There is a Facebook page called Safe Canning By the Book, run by master canners. It is a great place for good research based information. They do follow the USDA rules and have little tolerance for straying from them. But, you will be sure you are getting good info.

The National Center for Home Food Preservation is another place that has all the rules and procedure for correct canning, freezing and drying. National Center for Home Food Preservation
__________________
I just haven't been the same
since that house fell on my sister.
sparrowgrass is offline   Reply With Quote
Old 08-23-2016, 08:27 PM   #9
Assistant Cook
 
Join Date: Aug 2016
Location: Tell City
Posts: 5
1. I love the thought of using a dishwasher to sanitize
Problem: Don't really have one.
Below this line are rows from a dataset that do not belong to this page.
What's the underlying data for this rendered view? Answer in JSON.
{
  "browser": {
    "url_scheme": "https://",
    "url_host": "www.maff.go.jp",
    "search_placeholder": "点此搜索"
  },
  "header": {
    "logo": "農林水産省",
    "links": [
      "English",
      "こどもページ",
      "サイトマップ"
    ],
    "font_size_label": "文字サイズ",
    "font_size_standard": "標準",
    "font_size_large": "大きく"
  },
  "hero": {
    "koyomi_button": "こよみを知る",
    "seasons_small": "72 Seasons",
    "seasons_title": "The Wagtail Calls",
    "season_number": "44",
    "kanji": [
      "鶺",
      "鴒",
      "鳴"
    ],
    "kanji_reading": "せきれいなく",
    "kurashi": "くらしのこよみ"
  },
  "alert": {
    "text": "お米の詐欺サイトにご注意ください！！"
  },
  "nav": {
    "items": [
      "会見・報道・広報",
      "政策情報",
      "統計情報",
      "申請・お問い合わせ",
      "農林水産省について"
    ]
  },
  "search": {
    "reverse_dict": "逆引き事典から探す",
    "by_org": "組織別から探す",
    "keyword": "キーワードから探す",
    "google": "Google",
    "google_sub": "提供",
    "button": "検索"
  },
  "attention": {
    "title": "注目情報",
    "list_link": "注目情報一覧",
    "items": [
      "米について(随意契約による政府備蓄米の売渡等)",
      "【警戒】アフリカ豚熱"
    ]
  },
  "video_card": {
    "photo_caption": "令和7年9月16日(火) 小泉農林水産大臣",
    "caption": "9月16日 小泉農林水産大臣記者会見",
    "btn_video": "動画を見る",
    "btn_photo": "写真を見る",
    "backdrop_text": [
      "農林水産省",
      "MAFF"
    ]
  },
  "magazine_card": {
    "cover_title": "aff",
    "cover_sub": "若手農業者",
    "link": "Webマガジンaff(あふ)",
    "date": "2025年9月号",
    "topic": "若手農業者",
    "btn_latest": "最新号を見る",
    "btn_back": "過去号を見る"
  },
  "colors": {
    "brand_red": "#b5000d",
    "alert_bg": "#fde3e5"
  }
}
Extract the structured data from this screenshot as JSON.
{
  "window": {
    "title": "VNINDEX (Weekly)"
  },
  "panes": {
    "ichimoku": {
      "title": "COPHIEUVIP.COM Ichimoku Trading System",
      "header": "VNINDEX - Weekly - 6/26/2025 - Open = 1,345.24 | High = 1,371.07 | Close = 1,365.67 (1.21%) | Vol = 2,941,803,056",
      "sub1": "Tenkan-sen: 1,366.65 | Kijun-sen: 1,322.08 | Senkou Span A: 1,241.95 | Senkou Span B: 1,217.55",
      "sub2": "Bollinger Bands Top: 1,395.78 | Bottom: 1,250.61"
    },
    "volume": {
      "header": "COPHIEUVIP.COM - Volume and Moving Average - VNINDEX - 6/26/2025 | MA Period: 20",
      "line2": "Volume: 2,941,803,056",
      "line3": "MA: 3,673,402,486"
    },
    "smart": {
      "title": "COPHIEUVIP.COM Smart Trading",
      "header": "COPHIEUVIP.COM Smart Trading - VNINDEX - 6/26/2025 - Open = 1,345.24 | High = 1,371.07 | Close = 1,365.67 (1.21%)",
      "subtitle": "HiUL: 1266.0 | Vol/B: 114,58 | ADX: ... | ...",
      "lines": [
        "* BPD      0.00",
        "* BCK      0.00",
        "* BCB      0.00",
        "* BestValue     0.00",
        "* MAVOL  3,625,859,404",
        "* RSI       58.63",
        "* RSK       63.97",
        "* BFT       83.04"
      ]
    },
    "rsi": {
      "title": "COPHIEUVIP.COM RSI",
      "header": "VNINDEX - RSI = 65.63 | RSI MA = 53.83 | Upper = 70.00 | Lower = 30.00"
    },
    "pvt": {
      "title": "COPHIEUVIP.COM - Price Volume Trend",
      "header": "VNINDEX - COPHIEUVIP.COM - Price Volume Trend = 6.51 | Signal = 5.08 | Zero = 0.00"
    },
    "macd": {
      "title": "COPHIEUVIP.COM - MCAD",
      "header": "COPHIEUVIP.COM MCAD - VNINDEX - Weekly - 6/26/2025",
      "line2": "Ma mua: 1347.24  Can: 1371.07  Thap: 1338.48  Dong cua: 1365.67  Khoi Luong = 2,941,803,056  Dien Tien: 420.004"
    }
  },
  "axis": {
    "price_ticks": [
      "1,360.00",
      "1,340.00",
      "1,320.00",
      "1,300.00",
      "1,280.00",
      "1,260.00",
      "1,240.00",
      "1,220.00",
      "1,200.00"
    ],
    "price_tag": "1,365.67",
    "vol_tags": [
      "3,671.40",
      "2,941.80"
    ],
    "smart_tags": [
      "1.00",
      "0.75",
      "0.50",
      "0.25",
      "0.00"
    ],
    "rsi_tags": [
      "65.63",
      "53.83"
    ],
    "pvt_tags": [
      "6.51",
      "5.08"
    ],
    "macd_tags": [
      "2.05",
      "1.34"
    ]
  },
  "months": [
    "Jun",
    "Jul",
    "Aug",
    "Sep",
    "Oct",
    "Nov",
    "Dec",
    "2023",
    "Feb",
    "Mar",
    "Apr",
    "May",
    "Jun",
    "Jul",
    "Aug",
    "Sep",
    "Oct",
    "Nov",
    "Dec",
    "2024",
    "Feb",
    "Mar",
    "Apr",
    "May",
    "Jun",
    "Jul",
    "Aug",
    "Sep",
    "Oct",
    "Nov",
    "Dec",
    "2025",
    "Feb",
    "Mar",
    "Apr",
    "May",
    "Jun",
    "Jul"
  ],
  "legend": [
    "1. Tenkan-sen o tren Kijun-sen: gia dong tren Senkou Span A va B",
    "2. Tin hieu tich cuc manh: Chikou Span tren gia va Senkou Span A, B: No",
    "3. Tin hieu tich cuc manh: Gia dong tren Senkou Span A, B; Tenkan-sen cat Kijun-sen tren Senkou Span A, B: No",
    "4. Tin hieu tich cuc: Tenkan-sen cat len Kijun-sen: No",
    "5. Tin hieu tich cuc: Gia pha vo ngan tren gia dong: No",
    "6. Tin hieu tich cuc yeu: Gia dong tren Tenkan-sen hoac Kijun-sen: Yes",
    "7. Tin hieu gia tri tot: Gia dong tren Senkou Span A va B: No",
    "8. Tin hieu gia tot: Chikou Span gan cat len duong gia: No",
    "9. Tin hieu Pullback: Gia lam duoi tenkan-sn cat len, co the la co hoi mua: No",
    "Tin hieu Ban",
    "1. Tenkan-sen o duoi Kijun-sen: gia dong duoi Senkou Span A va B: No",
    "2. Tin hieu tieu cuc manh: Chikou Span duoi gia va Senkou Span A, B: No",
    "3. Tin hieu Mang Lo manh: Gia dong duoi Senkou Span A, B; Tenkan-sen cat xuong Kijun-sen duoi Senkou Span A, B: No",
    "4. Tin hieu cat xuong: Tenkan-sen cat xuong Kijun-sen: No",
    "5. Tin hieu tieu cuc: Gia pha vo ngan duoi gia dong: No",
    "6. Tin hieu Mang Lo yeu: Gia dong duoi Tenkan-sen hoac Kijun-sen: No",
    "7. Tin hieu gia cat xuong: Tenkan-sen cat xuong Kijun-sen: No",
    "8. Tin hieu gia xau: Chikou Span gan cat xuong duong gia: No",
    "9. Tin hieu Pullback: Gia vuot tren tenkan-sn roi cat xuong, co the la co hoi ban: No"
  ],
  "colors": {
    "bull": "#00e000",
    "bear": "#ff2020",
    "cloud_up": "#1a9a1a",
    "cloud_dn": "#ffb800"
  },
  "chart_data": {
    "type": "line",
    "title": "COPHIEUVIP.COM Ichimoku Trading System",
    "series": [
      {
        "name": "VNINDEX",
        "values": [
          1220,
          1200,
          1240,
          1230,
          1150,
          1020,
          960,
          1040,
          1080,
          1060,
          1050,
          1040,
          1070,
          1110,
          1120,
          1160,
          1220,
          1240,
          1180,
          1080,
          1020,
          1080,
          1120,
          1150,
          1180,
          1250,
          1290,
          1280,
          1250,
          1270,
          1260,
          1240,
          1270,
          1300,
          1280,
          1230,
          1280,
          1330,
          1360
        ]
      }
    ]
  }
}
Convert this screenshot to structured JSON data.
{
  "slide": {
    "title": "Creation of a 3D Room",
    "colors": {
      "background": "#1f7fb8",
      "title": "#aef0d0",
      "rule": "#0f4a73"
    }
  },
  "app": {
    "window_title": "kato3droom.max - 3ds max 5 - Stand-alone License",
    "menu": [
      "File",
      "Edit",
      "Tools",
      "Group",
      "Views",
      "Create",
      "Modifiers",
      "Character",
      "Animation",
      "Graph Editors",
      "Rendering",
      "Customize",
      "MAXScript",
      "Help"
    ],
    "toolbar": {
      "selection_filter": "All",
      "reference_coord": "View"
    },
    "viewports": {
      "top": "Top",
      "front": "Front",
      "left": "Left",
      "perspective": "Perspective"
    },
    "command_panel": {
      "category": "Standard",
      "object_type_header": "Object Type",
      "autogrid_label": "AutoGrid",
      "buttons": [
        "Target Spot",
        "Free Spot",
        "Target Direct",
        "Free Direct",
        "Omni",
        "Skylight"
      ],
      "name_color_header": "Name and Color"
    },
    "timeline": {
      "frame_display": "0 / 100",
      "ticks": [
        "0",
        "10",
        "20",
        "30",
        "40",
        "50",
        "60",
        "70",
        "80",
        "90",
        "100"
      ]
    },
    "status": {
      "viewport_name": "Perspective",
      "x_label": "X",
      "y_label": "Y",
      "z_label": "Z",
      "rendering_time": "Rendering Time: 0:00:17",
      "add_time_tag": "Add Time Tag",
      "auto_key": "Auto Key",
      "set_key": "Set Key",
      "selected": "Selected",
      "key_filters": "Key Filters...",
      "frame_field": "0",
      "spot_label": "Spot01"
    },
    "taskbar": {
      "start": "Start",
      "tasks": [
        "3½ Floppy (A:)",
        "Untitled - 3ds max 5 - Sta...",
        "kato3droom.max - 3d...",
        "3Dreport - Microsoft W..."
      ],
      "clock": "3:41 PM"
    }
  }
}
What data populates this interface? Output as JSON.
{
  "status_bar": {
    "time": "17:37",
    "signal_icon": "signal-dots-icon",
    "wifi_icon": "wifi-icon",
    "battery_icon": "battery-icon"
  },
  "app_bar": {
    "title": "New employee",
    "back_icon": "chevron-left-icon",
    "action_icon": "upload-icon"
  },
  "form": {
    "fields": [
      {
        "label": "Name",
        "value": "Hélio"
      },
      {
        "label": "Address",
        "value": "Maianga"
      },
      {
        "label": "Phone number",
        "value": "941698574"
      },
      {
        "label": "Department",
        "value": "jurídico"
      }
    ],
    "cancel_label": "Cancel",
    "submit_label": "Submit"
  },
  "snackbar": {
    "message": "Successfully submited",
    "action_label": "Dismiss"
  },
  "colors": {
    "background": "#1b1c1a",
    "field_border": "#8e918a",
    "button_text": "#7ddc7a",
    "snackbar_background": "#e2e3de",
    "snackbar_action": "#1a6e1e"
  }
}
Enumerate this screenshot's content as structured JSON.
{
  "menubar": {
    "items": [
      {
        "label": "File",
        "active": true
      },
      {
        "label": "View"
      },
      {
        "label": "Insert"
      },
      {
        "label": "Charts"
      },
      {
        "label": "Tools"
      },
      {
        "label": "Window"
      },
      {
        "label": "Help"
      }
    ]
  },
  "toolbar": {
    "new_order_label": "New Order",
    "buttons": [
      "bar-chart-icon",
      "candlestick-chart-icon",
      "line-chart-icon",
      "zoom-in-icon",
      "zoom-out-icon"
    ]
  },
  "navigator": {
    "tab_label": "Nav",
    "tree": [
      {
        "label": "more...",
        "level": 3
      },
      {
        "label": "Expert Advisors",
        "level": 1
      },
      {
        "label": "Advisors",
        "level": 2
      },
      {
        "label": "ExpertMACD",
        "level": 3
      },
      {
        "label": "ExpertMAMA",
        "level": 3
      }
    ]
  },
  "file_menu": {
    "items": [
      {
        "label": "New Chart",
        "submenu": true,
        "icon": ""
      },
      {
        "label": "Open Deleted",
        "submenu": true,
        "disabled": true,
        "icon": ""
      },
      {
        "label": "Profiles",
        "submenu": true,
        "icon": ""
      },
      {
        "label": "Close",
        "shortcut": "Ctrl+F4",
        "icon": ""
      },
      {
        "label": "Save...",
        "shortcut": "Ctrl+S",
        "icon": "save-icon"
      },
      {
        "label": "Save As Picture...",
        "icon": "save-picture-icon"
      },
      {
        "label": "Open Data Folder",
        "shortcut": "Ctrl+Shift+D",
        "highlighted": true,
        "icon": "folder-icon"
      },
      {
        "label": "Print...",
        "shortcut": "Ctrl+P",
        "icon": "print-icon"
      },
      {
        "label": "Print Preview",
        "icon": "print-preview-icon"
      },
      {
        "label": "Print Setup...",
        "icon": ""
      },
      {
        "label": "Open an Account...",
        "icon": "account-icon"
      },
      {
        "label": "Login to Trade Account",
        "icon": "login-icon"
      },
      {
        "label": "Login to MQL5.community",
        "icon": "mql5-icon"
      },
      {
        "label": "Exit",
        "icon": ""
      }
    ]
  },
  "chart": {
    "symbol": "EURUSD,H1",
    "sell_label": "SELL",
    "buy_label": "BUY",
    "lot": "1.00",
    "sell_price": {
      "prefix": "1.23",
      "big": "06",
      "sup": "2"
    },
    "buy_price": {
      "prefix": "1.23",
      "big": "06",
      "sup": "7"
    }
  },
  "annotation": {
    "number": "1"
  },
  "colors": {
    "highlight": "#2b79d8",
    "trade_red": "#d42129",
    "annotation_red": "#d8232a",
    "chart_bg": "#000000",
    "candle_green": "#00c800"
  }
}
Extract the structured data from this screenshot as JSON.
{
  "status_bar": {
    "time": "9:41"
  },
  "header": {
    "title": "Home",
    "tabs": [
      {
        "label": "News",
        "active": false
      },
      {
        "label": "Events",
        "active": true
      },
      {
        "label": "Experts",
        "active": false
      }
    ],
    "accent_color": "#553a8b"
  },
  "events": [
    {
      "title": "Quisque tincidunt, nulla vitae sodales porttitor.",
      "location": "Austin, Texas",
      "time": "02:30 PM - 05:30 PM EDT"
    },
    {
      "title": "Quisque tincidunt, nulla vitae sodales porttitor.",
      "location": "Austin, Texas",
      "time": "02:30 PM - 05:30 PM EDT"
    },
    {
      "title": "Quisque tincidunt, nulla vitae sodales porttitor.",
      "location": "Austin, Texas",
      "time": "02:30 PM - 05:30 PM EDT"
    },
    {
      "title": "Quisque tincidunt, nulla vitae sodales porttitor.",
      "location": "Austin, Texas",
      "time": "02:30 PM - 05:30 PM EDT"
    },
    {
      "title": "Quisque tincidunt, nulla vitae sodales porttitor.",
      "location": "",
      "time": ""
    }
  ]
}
My dishwasher is my 2 hands! lol
2. The oven sounds easy enough to me.
Problem: I have a really old gas stove. The temp numbers on my knob are all warn off. (I cook everything at 400 degrees -or there abouts-....knob straight up and down.
3. Canner method- now that I know it's ok, I'll just continue to do it that way! lol
Thank you all.
__________________
kittywillow is offline   Reply With Quote
Old 08-23-2016, 09:06 PM   #10
Chef Extraordinaire
 
GotGarlic's Avatar
 
Join Date: May 2007
Location: Southeastern Virginia
Posts: 16,859
Quote:
Originally Posted by kittywillow View Post
The oven sounds easy enough to me.
Problem: I have a really old gas stove. The temp numbers on my knob are all warn off. (I cook everything at 400 degrees -or there abouts-....knob straight up and down.
You could get an oven thermometer, test a few settings, figure out what temp corresponds to which setting and mark locations on the dial with nail polish.

Or just cook everything at 400. It probably works well enough
__________________

__________________
The trouble with eating Italian food is that five or six days later you're hungry again. ~ George Miller
GotGarlic is offline   Reply With Quote
Reply

Thread Tools
Display Modes

Posting Rules
You may not post new threads
You may not post replies
You may not post attachments
You may not edit your posts

BB code is On
Smilies are On
[IMG] code is On
HTML code is Off
Trackbacks are Off
Pingbacks are Off
Refbacks are Off



» Discuss Cooking on Facebook

Our Communities

Our communities encompass many different hobbies and interests, but each one is built on friendly, intelligent membership.

» More about our Communities

Automotive Communities

Our Automotive communities encompass many different makes and models. From U.S. domestics to European Saloons.

» More about our Automotive Communities

Marine Communities

Our Marine websites focus on Cruising and Sailing Vessels, including forums and the largest cruising Wiki project on the web today.

» More about our Marine Communities


Copyright 2002- Social Knowledge, LLC All Rights Reserved.

All times are GMT -5. The time now is 03:51 PM.


Powered by vBulletin® Version 3.8.8 Beta 4
Copyright ©2000 - 2016, Jelsoft Enterprises Ltd.